Roderick Kingsley, the original Hobgoblin, is a good guy now and has a new
line of business: he helps people become superheroes.
The whole issue is full of him pitching his surefire approach to fame and
glory because that's what he has become: a pitchman.
And it works!
He has legions of people following him, people who read his book, watch
his DVDs, listen to his seminars, etc.
This book is clever in the way it portrays Kingsley as the quintessential
businessman, to the point where he leases out his persona.
"You see, I've 'franchised' my brand. Which means people pay me... to
BE me," he says.
A villain known as the Goblin King is watching Kingsley and is not
The teaser at the end is intriguing!
(posted March 30, 2015)
Questions with... Creator Felipe Cagno
1) On what project are you currently working?
I'm currently working on four comic books actually, one already has a release date for the
fall, the other three we're prepping previews to shop around for publishers.
"321: Fast Comics Vol. 2" is the first out of the gate, we're aiming to release in Brazil in late August and later in the
U.S. during NYCC. For those unfamiliar with the series, the "321" is a collection of short stories illustrated by top comic professionals in
different genres and art styles. The only thing every story in the book must do is respect three
rules: they must all have three pages, two characters only, and one twist ending, hence our title. Book #2 has already a stellar line-up of artists that include Ivan Reis, Joe Prado, RB Silva, Israel Silva, Tony Washington and many more.
Next in the pipeline are the titles "Relics: The Search for Captain Kidd's
Loot," an adventurous treasure hunt story set in modern times with artists Geraldo Borges
and Ivan Nunes; "Blind Spot: Training Years," a historic spy thriller chronicling the first years of the British Secret Service through the training of a young
woman; and last but not least we have a yet "Untitled Post-Apocalyptic Western" with Fabiano Neves, this marks the first short "321" story to receive the graphic novel treatment and shows The Redhead as she does her best to survive in a world where 95% of the water has disappeared...
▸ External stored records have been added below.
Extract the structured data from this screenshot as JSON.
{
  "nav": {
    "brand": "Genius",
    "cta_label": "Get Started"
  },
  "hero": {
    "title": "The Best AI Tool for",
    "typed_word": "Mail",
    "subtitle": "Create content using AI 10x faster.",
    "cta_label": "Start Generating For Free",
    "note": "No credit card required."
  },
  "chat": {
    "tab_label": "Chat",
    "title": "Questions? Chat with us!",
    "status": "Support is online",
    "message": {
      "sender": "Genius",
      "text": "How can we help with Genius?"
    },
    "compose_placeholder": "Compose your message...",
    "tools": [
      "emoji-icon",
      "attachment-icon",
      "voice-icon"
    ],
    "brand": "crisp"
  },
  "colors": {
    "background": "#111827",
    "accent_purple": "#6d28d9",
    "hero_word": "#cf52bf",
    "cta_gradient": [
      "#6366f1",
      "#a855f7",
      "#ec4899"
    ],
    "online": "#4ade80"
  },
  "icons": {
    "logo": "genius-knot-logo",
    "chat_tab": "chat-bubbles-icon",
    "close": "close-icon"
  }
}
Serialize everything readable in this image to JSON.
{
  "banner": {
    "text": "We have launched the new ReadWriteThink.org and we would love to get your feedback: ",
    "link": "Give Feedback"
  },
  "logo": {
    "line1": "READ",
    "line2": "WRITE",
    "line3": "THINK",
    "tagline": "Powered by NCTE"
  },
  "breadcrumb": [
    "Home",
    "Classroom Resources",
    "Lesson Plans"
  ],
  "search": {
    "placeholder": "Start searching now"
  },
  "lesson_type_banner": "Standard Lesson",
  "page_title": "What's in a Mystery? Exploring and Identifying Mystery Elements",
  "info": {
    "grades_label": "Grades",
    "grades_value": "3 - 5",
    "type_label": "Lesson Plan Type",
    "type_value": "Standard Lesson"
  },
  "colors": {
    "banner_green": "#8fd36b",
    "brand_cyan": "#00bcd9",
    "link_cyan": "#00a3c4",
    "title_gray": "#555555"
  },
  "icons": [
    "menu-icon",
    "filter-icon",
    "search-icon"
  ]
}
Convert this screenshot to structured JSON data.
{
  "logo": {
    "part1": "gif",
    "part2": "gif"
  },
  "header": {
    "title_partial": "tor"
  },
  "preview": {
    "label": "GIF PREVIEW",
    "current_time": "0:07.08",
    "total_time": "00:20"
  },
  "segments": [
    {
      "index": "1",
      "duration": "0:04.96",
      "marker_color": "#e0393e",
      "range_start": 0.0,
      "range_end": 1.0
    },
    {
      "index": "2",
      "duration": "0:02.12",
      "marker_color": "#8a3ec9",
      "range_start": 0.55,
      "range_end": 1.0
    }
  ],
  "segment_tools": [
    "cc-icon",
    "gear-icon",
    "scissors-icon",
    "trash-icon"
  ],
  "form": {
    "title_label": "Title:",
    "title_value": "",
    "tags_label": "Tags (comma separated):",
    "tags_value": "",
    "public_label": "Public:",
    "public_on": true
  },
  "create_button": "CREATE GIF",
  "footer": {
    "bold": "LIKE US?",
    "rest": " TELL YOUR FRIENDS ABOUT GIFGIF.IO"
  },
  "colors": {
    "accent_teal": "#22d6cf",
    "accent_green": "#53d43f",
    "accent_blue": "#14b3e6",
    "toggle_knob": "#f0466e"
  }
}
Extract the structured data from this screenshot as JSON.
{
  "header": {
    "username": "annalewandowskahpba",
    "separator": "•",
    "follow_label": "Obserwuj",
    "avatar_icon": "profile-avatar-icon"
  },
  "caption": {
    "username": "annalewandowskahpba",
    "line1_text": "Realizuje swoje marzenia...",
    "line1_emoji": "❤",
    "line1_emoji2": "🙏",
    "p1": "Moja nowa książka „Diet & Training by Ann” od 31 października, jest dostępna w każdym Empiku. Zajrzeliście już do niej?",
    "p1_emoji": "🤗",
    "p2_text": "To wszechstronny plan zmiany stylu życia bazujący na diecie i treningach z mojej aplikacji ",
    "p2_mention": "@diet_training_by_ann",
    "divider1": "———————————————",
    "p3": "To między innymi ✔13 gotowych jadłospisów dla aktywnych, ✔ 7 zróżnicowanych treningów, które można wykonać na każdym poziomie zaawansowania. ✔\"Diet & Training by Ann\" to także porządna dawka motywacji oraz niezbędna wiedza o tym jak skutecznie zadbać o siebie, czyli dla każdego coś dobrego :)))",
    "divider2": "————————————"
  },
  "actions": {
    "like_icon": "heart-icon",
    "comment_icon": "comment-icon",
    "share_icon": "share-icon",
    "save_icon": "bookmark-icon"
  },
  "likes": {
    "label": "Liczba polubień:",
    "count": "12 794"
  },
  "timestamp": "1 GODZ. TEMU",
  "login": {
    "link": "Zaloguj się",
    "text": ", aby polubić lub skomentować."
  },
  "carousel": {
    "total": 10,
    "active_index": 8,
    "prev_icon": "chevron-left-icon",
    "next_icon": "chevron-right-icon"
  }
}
2) Whom in your field do you admire most and why?
Three names quickly pop into my head, all for the same reason. Geoff Johns, Mark Millar, and Joss
Whedon. These are guys who have transcended their mediums, especially the first two. They started off as comic book writers and evolved to the point the are making movies and TV today, building cinematic universes. Joss might have not had his beginning in comics, but he certainly did an amazing job with the X-Men, Buffy and
whatnot. Today, he headlines one of the most exiting movie franchises around.
Being from a movie making background myself (I got my bachelor's and
master's in filmmaking) I look forward to dipping my toes in that pool as well, especially if I get to make comic book movies.
3) How did you get into the comic book field?
I was interning for two feature film production companies while going to film school and I had developed a feature length screenplay in class that placed in a few script competitions.
That encouraged me to reach out to my producers at the companies to show them the script, they liked it, but because it was so out of the box, a fantasy genre with so many new elements, a movie that size would be absolutely expensive and no studio in the world would ever risk something like that unless it had an established fan base.
Both of them suggested to turn the script into a book or graphic novel first. And that's how the "Lost Kids: Seeking Samarkand" was
born. I took the script and produced the comic book out of it. One thing led to another, one title kicked off the next and here I am.
4) On which title would you most like to work and why?
I would love to take a stab at Marvel's "Runaways." I love that book, it was such a compelling idea and it brought to the table everything I love in films and
comics: you had a group of young protagonists very reminiscent of John Hughes with all the teen drama and romance, you had a dinosaur, adventures, space, time travel, you name it, they had it.
It's a shame the title is not ongoing and hadn't released anything new in a few years. With the success of superhero films and TV shows,
"Runaways" could definitely work in either format. Same goes for
"Young Justice," I was really upset when that title got cancelled. Good thing the cartoon show came out and had the same awesome vibe. I love young protagonists because when you're teenager everything is so intense and relationships are so complex, that makes for great storytelling and interesting characters.
5) On what project will you be working next?
As soon as I wrap the "321: Fast Comics Vol. 2," I have a secret title in the works to release at the end of the year, most likely in December, and hopefully one of the other three properties I'm developing will have found a home in the